- [Exercise objective]: Go through the records and report each line holding the string "date".

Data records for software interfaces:
=== Begin Enclosure ===
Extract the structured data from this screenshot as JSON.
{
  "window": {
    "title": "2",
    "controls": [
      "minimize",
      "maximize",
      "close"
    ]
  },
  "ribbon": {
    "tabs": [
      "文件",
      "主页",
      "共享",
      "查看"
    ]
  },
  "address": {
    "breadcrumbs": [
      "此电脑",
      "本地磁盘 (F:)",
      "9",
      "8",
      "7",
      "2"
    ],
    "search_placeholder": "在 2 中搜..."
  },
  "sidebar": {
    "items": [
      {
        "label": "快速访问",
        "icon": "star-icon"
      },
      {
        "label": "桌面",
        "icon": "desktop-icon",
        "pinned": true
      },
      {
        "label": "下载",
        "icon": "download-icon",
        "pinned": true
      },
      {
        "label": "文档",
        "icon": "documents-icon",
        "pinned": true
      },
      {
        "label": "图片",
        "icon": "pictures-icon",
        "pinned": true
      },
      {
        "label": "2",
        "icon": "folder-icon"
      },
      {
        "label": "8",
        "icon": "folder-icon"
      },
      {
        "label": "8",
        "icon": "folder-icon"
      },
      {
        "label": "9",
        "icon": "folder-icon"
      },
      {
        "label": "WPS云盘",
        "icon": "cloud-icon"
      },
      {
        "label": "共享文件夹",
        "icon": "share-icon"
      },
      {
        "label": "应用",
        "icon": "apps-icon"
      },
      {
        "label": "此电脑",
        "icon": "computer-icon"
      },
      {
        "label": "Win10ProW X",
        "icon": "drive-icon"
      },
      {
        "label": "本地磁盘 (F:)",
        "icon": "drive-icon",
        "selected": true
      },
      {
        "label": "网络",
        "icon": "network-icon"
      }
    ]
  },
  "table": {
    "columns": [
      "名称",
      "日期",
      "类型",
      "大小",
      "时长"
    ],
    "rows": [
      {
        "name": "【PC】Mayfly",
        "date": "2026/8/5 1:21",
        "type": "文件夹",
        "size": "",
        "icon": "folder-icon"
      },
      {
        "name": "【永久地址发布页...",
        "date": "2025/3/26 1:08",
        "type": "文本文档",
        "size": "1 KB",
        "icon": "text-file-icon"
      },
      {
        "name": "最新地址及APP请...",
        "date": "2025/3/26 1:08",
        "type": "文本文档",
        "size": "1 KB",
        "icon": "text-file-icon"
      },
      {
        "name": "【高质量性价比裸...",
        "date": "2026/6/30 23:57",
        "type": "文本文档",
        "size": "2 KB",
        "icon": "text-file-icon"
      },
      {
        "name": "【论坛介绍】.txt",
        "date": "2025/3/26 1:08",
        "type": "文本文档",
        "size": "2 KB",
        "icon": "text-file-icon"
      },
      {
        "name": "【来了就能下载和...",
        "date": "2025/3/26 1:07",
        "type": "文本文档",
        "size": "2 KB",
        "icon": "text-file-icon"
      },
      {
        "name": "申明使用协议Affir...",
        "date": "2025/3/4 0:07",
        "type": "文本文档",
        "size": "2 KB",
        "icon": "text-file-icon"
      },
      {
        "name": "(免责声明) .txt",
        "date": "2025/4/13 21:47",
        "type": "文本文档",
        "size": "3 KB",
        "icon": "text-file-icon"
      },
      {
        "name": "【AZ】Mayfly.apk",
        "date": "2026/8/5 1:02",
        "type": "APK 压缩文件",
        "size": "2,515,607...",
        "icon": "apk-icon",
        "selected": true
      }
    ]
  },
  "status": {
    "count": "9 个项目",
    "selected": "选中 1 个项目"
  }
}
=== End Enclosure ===
- [Exercise solution]:
        "date": "2026/8/5 1:21",
        "date": "2025/3/26 1:08",
        "date": "2025/3/26 1:08",
        "date": "2026/6/30 23:57",
        "date": "2025/3/26 1:08",
        "date": "2025/3/26 1:07",
        "date": "2025/3/4 0:07",
        "date": "2025/4/13 21:47",
        "date": "2026/8/5 1:02",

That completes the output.